Tax debate spin control
Brad DeLong takes out the scalpel and fillets Sen. Chuck Grassley’s letter to the editor of the New York Times defending the fairness of the Bush tax cuts (the first sentences below are Grassley; italics is DeLong reading the mind of the letter-writer):

  Some observers claim that 40 percent of last year’s tax cuts went to the top 1 percent of taxpayers. The Joint Committee on Taxation, Congress’s official, unbiased source, says the top 1 percent will receive 27 percent of the income tax cuts [see how I snuck “income tax” into this sentence?
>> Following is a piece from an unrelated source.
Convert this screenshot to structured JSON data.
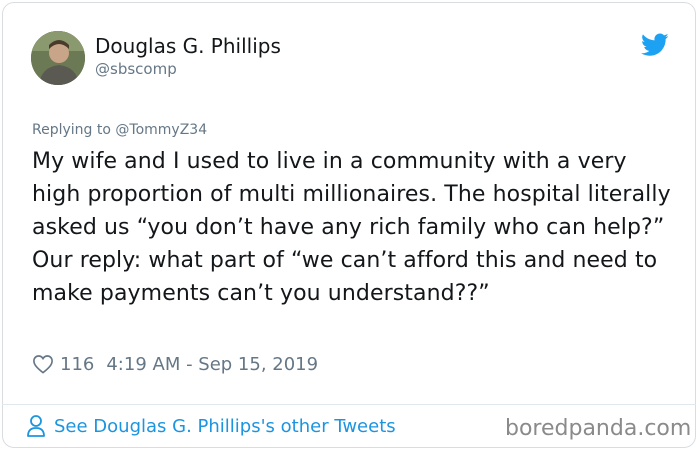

All but the most alert one percent of readers will believe that I am claiming that the 40 percent number is flat-out wrong. *Snort*!]

[Scott Rosenberg’s Links & Comment]

Impressions Of A Young Mac Geek Ellen Feiss The Star Of Apple

Impressions of a Young Mac Geek. Ellen Feiss, the star of Apple’s Switch advertising campaign, was the subject of a look-alike contest in the Netherlands. See the gallery for the remarkable results. By Leander Kahney. [Wired News]

Domestic Violence The Media Is F

Domestic violence. The media is fixating on John Allen Muhammad’s Muslim beliefs. But the most relevant fact about him could be his record of terrorizing his family members — and how that didn’t stop him from getting his hands on guns. [Salon.com]

Implantable Chip On Sale Now No Sooner Does The Ink Dry O

Implantable Chip, On Sale Now. No sooner does the ink dry on the FDA’s curiously quick approval of an implantable human chip than the company that produces it launches a national marketing campaign. By Julia Scheeres. [Wired News]

Tim Bray On XML In Office 11 This Came Up On The XMLDev List As

Tim Bray on XML in Office 11. This came up on the XML-Dev list as well as /., but Tim Bray spent some time looking at the ‘native’ XML format MS is promising for Office 11, they are baroque, but they are XML. [More Like This WebLog]
Yay?